If rising or uncomfortable high Days Sales Outstanding is the measurable presenting symptom in a credit control department, Value at Risk is the tool in triaging collections patients and prioritising them for treatment.
Value at Risk and Value in Dispute is the measurable and rational basis for customer segmentation. All the way along, and in each ageing bucket, from 30 to 60 to 90 days, identifying and ordering customers by Value at Risk or in Dispute can steer your credit operations tactically.
This is logical, but it is also a critical factor that helps Credit manager stay sane and retain control in our current climate. Here is why.
The ongoing issues caused by remote working or hybrid remote working are causing Collections teams to witness a diminishing RPC rate. Customers are harder to locate by phone, and so Right Person Contacted first time is difficult to achieve. When around 80-90% of your Collections customers are not available on usual contact numbers the first time you call, how do you prioritise those on who? You will spend the extra time in skip tracing?
The first segmentation factor is not valuable, but this is paired with analysis of past cases to predict the probability of self-healing- i.e., identifying those customers that typically respond to letters and pay eventually, if late, without the more direct intervention of telephone calls.

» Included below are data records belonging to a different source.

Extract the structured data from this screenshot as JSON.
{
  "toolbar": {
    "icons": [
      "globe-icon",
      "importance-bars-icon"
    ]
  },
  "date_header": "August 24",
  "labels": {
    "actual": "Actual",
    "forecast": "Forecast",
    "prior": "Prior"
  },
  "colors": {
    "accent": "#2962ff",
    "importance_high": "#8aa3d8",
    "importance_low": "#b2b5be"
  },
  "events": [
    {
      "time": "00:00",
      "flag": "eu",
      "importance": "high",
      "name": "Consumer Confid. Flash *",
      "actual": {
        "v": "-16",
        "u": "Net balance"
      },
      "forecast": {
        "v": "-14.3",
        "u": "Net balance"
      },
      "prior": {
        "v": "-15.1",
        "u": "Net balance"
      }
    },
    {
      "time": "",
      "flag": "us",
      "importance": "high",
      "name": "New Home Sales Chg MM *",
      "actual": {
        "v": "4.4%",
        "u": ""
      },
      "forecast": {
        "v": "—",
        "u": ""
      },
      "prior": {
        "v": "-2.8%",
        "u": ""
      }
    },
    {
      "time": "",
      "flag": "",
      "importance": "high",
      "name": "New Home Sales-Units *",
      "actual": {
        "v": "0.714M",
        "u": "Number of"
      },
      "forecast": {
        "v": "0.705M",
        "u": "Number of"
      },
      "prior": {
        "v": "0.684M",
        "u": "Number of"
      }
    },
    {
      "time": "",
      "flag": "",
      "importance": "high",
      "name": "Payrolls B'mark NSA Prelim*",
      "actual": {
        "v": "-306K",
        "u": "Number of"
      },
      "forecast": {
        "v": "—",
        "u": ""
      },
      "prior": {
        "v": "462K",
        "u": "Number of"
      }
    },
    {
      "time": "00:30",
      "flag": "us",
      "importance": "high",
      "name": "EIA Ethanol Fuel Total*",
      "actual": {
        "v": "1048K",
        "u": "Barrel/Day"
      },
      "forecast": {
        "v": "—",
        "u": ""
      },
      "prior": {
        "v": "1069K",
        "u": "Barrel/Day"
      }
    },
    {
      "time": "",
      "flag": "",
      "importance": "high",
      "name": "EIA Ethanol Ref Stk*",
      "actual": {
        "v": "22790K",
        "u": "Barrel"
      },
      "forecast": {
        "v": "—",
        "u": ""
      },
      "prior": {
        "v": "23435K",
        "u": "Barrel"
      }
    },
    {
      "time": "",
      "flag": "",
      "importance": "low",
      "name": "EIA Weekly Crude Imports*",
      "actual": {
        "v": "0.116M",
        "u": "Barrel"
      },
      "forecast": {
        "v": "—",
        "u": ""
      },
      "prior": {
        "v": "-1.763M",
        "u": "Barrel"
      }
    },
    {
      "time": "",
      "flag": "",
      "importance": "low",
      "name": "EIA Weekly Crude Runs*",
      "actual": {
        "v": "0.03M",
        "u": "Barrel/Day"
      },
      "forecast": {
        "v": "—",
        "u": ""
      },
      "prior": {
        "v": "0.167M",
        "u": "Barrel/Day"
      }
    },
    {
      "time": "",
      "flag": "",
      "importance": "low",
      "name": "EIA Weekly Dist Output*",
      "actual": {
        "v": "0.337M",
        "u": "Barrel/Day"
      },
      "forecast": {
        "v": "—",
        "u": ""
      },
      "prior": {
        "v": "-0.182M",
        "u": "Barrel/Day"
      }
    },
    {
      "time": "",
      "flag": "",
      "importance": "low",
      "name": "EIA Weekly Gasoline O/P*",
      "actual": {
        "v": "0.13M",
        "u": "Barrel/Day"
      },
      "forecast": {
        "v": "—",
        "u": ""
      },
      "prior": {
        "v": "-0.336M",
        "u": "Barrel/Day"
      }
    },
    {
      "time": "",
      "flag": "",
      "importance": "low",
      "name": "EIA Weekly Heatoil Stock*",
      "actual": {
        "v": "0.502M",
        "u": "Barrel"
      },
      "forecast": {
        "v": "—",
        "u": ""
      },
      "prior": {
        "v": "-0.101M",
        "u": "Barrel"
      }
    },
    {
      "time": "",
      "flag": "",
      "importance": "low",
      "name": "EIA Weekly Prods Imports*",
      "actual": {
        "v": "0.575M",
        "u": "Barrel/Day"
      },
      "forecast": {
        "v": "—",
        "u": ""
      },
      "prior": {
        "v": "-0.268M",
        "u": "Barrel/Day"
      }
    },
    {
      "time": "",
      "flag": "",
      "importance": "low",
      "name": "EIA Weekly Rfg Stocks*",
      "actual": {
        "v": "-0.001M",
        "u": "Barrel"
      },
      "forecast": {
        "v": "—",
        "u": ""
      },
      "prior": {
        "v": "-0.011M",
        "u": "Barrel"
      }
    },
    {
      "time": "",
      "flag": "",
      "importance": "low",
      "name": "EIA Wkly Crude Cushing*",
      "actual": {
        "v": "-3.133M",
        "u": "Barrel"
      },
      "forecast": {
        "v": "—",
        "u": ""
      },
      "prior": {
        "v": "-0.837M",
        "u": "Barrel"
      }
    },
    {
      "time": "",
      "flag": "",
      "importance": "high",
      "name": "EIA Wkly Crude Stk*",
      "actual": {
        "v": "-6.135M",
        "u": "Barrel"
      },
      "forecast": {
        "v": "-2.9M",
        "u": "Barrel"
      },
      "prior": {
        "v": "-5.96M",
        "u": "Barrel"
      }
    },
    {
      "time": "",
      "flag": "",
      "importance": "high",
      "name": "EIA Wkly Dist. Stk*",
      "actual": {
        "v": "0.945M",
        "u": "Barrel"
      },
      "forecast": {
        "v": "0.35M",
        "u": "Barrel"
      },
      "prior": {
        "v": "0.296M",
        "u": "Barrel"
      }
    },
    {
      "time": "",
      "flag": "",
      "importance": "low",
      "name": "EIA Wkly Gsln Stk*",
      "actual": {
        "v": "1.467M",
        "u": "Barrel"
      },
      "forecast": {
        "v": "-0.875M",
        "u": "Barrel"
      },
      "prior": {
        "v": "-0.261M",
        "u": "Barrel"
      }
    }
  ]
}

Skiptracing in itself can involve reaching out to colleagues of the primary contact who may alert that person of your intention to reach them. It does not necessarily, though, do anything positive for customer relations.
Advice from McKinsey and Co.
McKinsey recommends using a simple segmentation grid: plotting the likelihood of self-healing on a scale from low to high on the x-axis, against the Value at Risk on the y-axis. These with a high likelihood or track record of self-healing and high value at risk are the obvious place to start.
This is key because you will know better what this axis alone cannot tell you – whether the lower value but not yet so high likelihood customers are also frequent orderers, with a high lifetime value. One customer with a high-value overdue invoice for one-off or infrequent orders may not be as vital to your corporate turnover as your loyal, long-standing customer that makes frequent orders. These may be your bread and butter customers.
So Value at risk is not a means of segmentation on its own, without further consideration of :
A) likelihood to self heal or pay by responding to reminders letters; and
B) customer lifetime value or amount spent in the past year.
AI or Experience?
While it may be possible to use an algorithm to present this information or to use Artificial Intelligence (the application of algorithms to data), a skilled and qualified Credit Management professional will be able to discern this themselves. We can all benefit from logical methodologies, but taking away the skill, art and customer understanding built up over time by Collections managers would devalue the role.
Intelligent machines in the hands of unskilled Credit Managers
I completely endorse the Mckinsey approach: simple, logical and a springboard for prioritised action. I don’t believe that AI should be used to replace the kill of a professional, enabling companies to farm out collections to third party suppliers offshore or to unskilled workers in-house who are expected to follow the rules without question.
We work closely with the Chartered Institute of Credit Management in the UK, and I often hear with young recruits who blossom from CICM training. Our software is designed to support credit management professionals but not to replace them.
Empowered to Succeed
Seasoned fellows of the CICM and newly qualifying professionals alike see our software’s immense value in the Collections process. This is mainly by virtue of the ample supply of data it bestows and the searchable, sortable, downloadable nature of that data as it is presented in the UI (on-screen in the user interface).
We here at Data Interconnect often hear from our users how much satisfaction and success they derived from applying the data in the system intelligently. It is not so much that it makes them better at their jobs: it makes them;
- More efficient, with easier access to more granular data;
- More available to model that data, due to time saved in gathering that data and preparing letters;
- More confident in the way they approach their work, how they prioritise, how they can visually represent their logic; and
- More satisfied that they have done a good job, made the right decisions, and achieved good outcomes in consequence.
Back to the frontline
Segmentation of creditors by Value at Risk is a powerful tool for cutting through the daily frustration of difficulty obtaining the right person to contact and reassuring colleagues that contacts for skiptracing have been prioritised carefully.
While hybrid home working and office working models persist, I feel great empathy with the Credit Collections managers out there struggling to get past the IVR machine or virtual receptionist that guards employee telephone numbers like Beefeaters guard the Crown Jewels.